If you’ve read my personal blog, PixoBebo, you know I can come down hard on Apple when it’s justified, and rush to defend when I see or read mistreatment. After following Apple closely for much of the Steve Jobs second coming era, how does the new Apple under Tim Cook and crew compare?
What’s Old Is New Again
To start, let me state that the Apple under Steve Jobs’ second reign was not much like the original Apple. There was less hubris and bravado than Apple of the early to mid-1980s.
Maybe Steve Jobs had matured, but he ran Apple with a disciplined hand, and just the right balance of pragmatism and vision for Apple to create more next great things than any other tech company.
Alright, how is Apple faring under CEO Tim Cook, who, by the way, studied at Jobs’ right hand for much of the second coming?

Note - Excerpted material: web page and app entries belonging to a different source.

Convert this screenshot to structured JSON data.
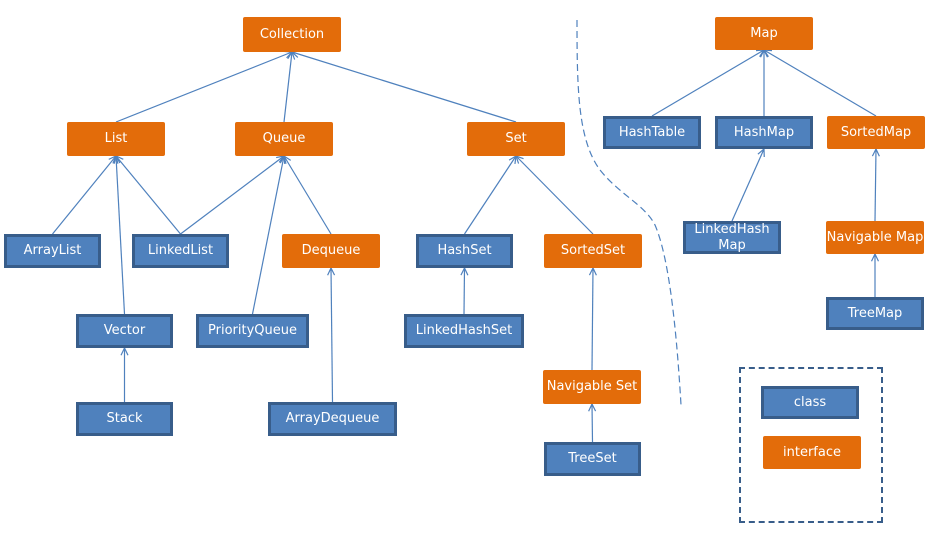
{
  "colors": {
    "interface": "#E36C0A",
    "class": "#4F81BD",
    "class_border": "#385D8A",
    "edge": "#4F81BD"
  },
  "nodes": {
    "collection": {
      "label": "Collection",
      "kind": "interface"
    },
    "list": {
      "label": "List",
      "kind": "interface"
    },
    "queue": {
      "label": "Queue",
      "kind": "interface"
    },
    "set": {
      "label": "Set",
      "kind": "interface"
    },
    "arraylist": {
      "label": "ArrayList",
      "kind": "class"
    },
    "linkedlist": {
      "label": "LinkedList",
      "kind": "class"
    },
    "dequeue": {
      "label": "Dequeue",
      "kind": "interface"
    },
    "hashset": {
      "label": "HashSet",
      "kind": "class"
    },
    "sortedset": {
      "label": "SortedSet",
      "kind": "interface"
    },
    "vector": {
      "label": "Vector",
      "kind": "class"
    },
    "priorityqueue": {
      "label": "PriorityQueue",
      "kind": "class"
    },
    "linkedhashset": {
      "label": "LinkedHashSet",
      "kind": "class"
    },
    "stack": {
      "label": "Stack",
      "kind": "class"
    },
    "arraydequeue": {
      "label": "ArrayDequeue",
      "kind": "class"
    },
    "navigableset": {
      "label": "Navigable Set",
      "kind": "interface"
    },
    "treeset": {
      "label": "TreeSet",
      "kind": "class"
    },
    "map": {
      "label": "Map",
      "kind": "interface"
    },
    "hashtable": {
      "label": "HashTable",
      "kind": "class"
    },
    "hashmap": {
      "label": "HashMap",
      "kind": "class"
    },
    "sortedmap": {
      "label": "SortedMap",
      "kind": "interface"
    },
    "linkedhashmap": {
      "label": "LinkedHash Map",
      "kind": "class"
    },
    "navigablemap": {
      "label": "Navigable Map",
      "kind": "interface"
    },
    "treemap": {
      "label": "TreeMap",
      "kind": "class"
    }
  },
  "edges": [
    [
      "list",
      "collection"
    ],
    [
      "queue",
      "collection"
    ],
    [
      "set",
      "collection"
    ],
    [
      "arraylist",
      "list"
    ],
    [
      "vector",
      "list"
    ],
    [
      "linkedlist",
      "list"
    ],
    [
      "linkedlist",
      "queue"
    ],
    [
      "priorityqueue",
      "queue"
    ],
    [
      "dequeue",
      "queue"
    ],
    [
      "stack",
      "vector"
    ],
    [
      "arraydequeue",
      "dequeue"
    ],
    [
      "hashset",
      "set"
    ],
    [
      "sortedset",
      "set"
    ],
    [
      "linkedhashset",
      "hashset"
    ],
    [
      "navigableset",
      "sortedset"
    ],
    [
      "treeset",
      "navigableset"
    ],
    [
      "hashtable",
      "map"
    ],
    [
      "hashmap",
      "map"
    ],
    [
      "sortedmap",
      "map"
    ],
    [
      "linkedhashmap",
      "hashmap"
    ],
    [
      "navigablemap",
      "sortedmap"
    ],
    [
      "treemap",
      "navigablemap"
    ]
  ],
  "legend": {
    "class_label": "class",
    "interface_label": "interface"
  }
}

There are changes, yes. But there are no discernible differences in how Apple operates now vs. then.
I know what you’re thinking. ‘Wait a minute, Kate. What about this long and growing line of issues that never would have occurred under Steve Jobs?‘
There’s Apple’s Maps and the divorce from Google, all the patent lawsuits, the canning of Jobs protege Scott Forstall, the slow product refresh rate, the giving of money back to shareholders, the hatred of Samsung, and the stock price and iBook Store fiascos.
Seriously? Does anyone who watches or studies Apple think those items would not have happened under Jobs’ reign?
How about MobileMe, Antennagate, patent lawsuits, product delays, and stock backdating issues and lawsuits? Apple under Jobs had similar high profile issues so it’s difficult to see that Apple is doing anything much differently under Cook.
Apple’s executive management team has a number of new players, of course, but executives left the company under Jobs as well (Avie Tevanian, Jon Rubenstein, Tony Fadell, Nancy Heinen, Bertrand Serlet, Fred Anderson), and not always under the best of circumstances.
Wasn’t Apple’s advertising better under Jobs watchful eye? Perhaps not so much. True, there were great iPod ads, wonderful ‘I’m a Mac, I’m a PC’ ads but there was also the infamous Intel flaming bunny ads and others that were as forgettable as the ‘Think Different’ ads are memorable.
Apple as a company has a culture, much of which was shaped by Jobs, but implemented by a cadre of lieutenants who still run the company’s day to day operations. Not much has actually changed, including the tendency for tech media to pile on Apple’s every move with a litany of ridiculous conclusions based upon flimsy evidence and less analysis.
As to those who decry Apple’s recent drop in profits and stall in revenue growth, please be reminded that Apple had some dark periods in the early part of the new century when Jobs ran the show. In fact, most of the recent stock climb and drop, and profit climb, and drop, came under Cook’s watch, not Jobs.
Despite the new products, renewed competition, and piles of riches, Apple seems pretty much like the same old Apple.